Items listed in a dataset
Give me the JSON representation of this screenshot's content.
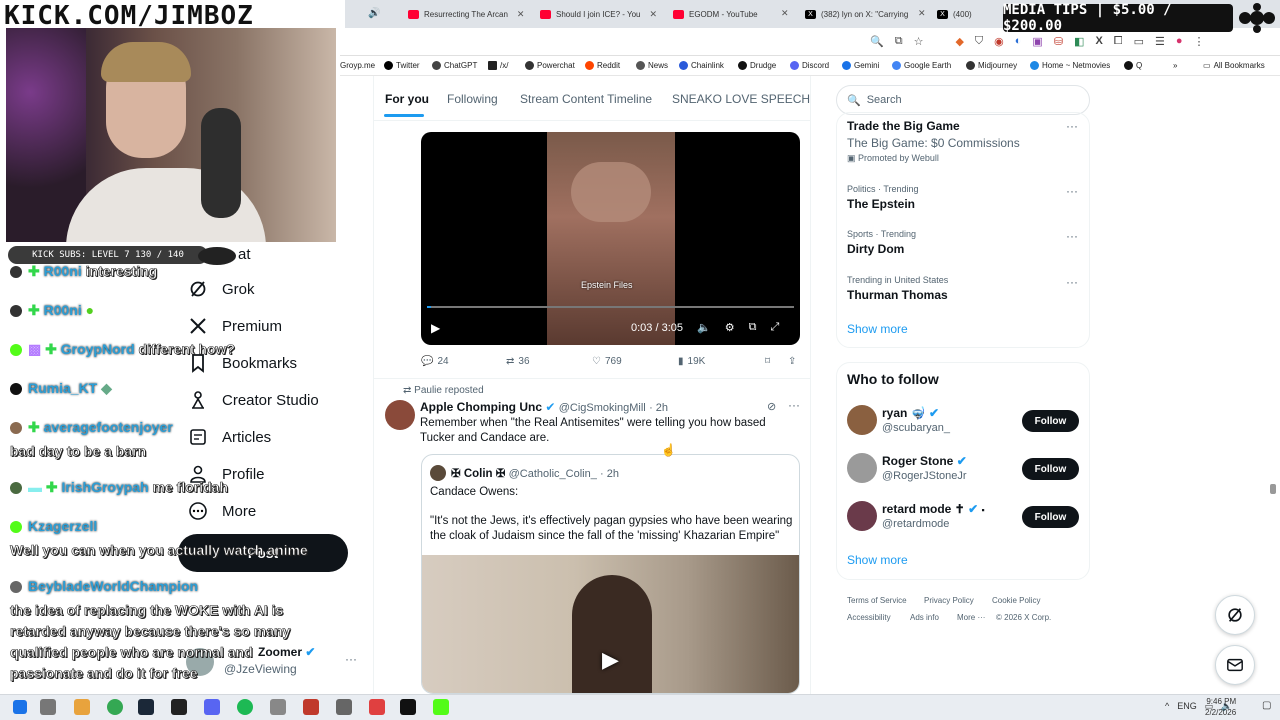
{
  "overlay": {
    "logo_text": "KICK.COM/JIMBOZ",
    "media_tips": "MEDIA TIPS | $5.00 / $200.00",
    "kick_subs": "KICK SUBS: LEVEL 7 130 / 140"
  },
  "browser": {
    "tabs": [
      {
        "label": "Resurrecting The Arcan",
        "color": "#ff0033"
      },
      {
        "label": "Should I join ICE? - You",
        "color": "#ff0033"
      },
      {
        "label": "EGODM - YouTube",
        "color": "#ff0033"
      },
      {
        "label": "(382) lyn on X: \"Carrying",
        "color": "#000000"
      },
      {
        "label": "(400)",
        "color": "#000000"
      }
    ],
    "bookmarks": [
      "Groyp.me",
      "Twitter",
      "ChatGPT",
      "/x/",
      "Powerchat",
      "Reddit",
      "News",
      "Chainlink",
      "Drudge",
      "Discord",
      "Gemini",
      "Google Earth",
      "Midjourney",
      "Home ~ Netmovies",
      "Q"
    ],
    "all_bookmarks": "All Bookmarks"
  },
  "nav": {
    "partial": "at",
    "items": [
      "Grok",
      "Premium",
      "Bookmarks",
      "Creator Studio",
      "Articles",
      "Profile",
      "More"
    ],
    "post_button": "Post",
    "account_name": "Zoomer",
    "account_handle": "@JzeViewing"
  },
  "chat": [
    {
      "user": "R00ni",
      "msg": "interesting"
    },
    {
      "user": "R00ni",
      "msg": ""
    },
    {
      "user": "GroypNord",
      "msg": "different how?"
    },
    {
      "user": "Rumia_KT",
      "msg": ""
    },
    {
      "user": "averagefootenjoyer",
      "msg": "bad day to be a barn"
    },
    {
      "user": "IrishGroypah",
      "msg": "me floridah"
    },
    {
      "user": "Kzagerzell",
      "msg": "Well you can when you actually watch anime"
    },
    {
      "user": "BeybladeWorldChampion",
      "msg": "the idea of replacing the WOKE with AI is retarded anyway because there's so many qualified people who are normal and passionate and do it for free"
    }
  ],
  "timeline": {
    "tabs": [
      "For you",
      "Following",
      "Stream Content Timeline",
      "SNEAKO LOVE SPEECH"
    ],
    "post1": {
      "video_caption": "Epstein Files",
      "video_time": "0:03 / 3:05",
      "replies": "24",
      "reposts": "36",
      "likes": "769",
      "views": "19K"
    },
    "post2": {
      "reposted_by": "Paulie reposted",
      "name": "Apple Chomping Unc",
      "handle": "@CigSmokingMill",
      "time": "· 2h",
      "text": "Remember when \"the Real Antisemites\" were telling you how based Tucker and Candace are.",
      "quote_name": "✠ Colin ✠",
      "quote_handle": "@Catholic_Colin_",
      "quote_time": "· 2h",
      "quote_line1": "Candace Owens:",
      "quote_line2": "\"It's not the Jews, it's effectively pagan gypsies who have been wearing the cloak of Judaism since the fall of the 'missing' Khazarian Empire\""
    }
  },
  "sidebar": {
    "search_placeholder": "Search",
    "trends": [
      {
        "context": "",
        "title": "Trade the Big Game",
        "sub": "The Big Game: $0 Commissions",
        "promo": "Promoted by Webull"
      },
      {
        "context": "Politics · Trending",
        "title": "The Epstein"
      },
      {
        "context": "Sports · Trending",
        "title": "Dirty Dom"
      },
      {
        "context": "Trending in United States",
        "title": "Thurman Thomas"
      }
    ],
    "show_more": "Show more",
    "who_to_follow_title": "Who to follow",
    "follow": [
      {
        "name": "ryan",
        "handle": "@scubaryan_"
      },
      {
        "name": "Roger Stone",
        "handle": "@RogerJStoneJr"
      },
      {
        "name": "retard mode ✝",
        "handle": "@retardmode"
      }
    ],
    "follow_label": "Follow",
    "show_more_2": "Show more",
    "footer": [
      "Terms of Service",
      "Privacy Policy",
      "Cookie Policy",
      "Accessibility",
      "Ads info",
      "More ···",
      "© 2026 X Corp."
    ]
  },
  "taskbar": {
    "lang": "ENG",
    "time": "9:46 PM",
    "date": "2/2/2026"
  }
}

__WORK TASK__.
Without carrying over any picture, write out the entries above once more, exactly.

__SOLUTION__.
Give me the JSON representation of this screenshot's content.
{
  "overlay": {
    "logo_text": "KICK.COM/JIMBOZ",
    "media_tips": "MEDIA TIPS | $5.00 / $200.00",
    "kick_subs": "KICK SUBS: LEVEL 7 130 / 140"
  },
  "browser": {
    "tabs": [
      {
        "label": "Resurrecting The Arcan",
        "color": "#ff0033"
      },
      {
        "label": "Should I join ICE? - You",
        "color": "#ff0033"
      },
      {
        "label": "EGODM - YouTube",
        "color": "#ff0033"
      },
      {
        "label": "(382) lyn on X: \"Carrying",
        "color": "#000000"
      },
      {
        "label": "(400)",
        "color": "#000000"
      }
    ],
    "bookmarks": [
      "Groyp.me",
      "Twitter",
      "ChatGPT",
      "/x/",
      "Powerchat",
      "Reddit",
      "News",
      "Chainlink",
      "Drudge",
      "Discord",
      "Gemini",
      "Google Earth",
      "Midjourney",
      "Home ~ Netmovies",
      "Q"
    ],
    "all_bookmarks": "All Bookmarks"
  },
  "nav": {
    "partial": "at",
    "items": [
      "Grok",
      "Premium",
      "Bookmarks",
      "Creator Studio",
      "Articles",
      "Profile",
      "More"
    ],
    "post_button": "Post",
    "account_name": "Zoomer",
    "account_handle": "@JzeViewing"
  },
  "chat": [
    {
      "user": "R00ni",
      "msg": "interesting"
    },
    {
      "user": "R00ni",
      "msg": ""
    },
    {
      "user": "GroypNord",
      "msg": "different how?"
    },
    {
      "user": "Rumia_KT",
      "msg": ""
    },
    {
      "user": "averagefootenjoyer",
      "msg": "bad day to be a barn"
    },
    {
      "user": "IrishGroypah",
      "msg": "me floridah"
    },
    {
      "user": "Kzagerzell",
      "msg": "Well you can when you actually watch anime"
    },
    {
      "user": "BeybladeWorldChampion",
      "msg": "the idea of replacing the WOKE with AI is retarded anyway because there's so many qualified people who are normal and passionate and do it for free"
    }
  ],
  "timeline": {
    "tabs": [
      "For you",
      "Following",
      "Stream Content Timeline",
      "SNEAKO LOVE SPEECH"
    ],
    "post1": {
      "video_caption": "Epstein Files",
      "video_time": "0:03 / 3:05",
      "replies": "24",
      "reposts": "36",
      "likes": "769",
      "views": "19K"
    },
    "post2": {
      "reposted_by": "Paulie reposted",
      "name": "Apple Chomping Unc",
      "handle": "@CigSmokingMill",
      "time": "· 2h",
      "text": "Remember when \"the Real Antisemites\" were telling you how based Tucker and Candace are.",
      "quote_name": "✠ Colin ✠",
      "quote_handle": "@Catholic_Colin_",
      "quote_time": "· 2h",
      "quote_line1": "Candace Owens:",
      "quote_line2": "\"It's not the Jews, it's effectively pagan gypsies who have been wearing the cloak of Judaism since the fall of the 'missing' Khazarian Empire\""
    }
  },
  "sidebar": {
    "search_placeholder": "Search",
    "trends": [
      {
        "context": "",
        "title": "Trade the Big Game",
        "sub": "The Big Game: $0 Commissions",
        "promo": "Promoted by Webull"
      },
      {
        "context": "Politics · Trending",
        "title": "The Epstein"
      },
      {
        "context": "Sports · Trending",
        "title": "Dirty Dom"
      },
      {
        "context": "Trending in United States",
        "title": "Thurman Thomas"
      }
    ],
    "show_more": "Show more",
    "who_to_follow_title": "Who to follow",
    "follow": [
      {
        "name": "ryan",
        "handle": "@scubaryan_"
      },
      {
        "name": "Roger Stone",
        "handle": "@RogerJStoneJr"
      },
      {
        "name": "retard mode ✝",
        "handle": "@retardmode"
      }
    ],
    "follow_label": "Follow",
    "show_more_2": "Show more",
    "footer": [
      "Terms of Service",
      "Privacy Policy",
      "Cookie Policy",
      "Accessibility",
      "Ads info",
      "More ···",
      "© 2026 X Corp."
    ]
  },
  "taskbar": {
    "lang": "ENG",
    "time": "9:46 PM",
    "date": "2/2/2026"
  }
}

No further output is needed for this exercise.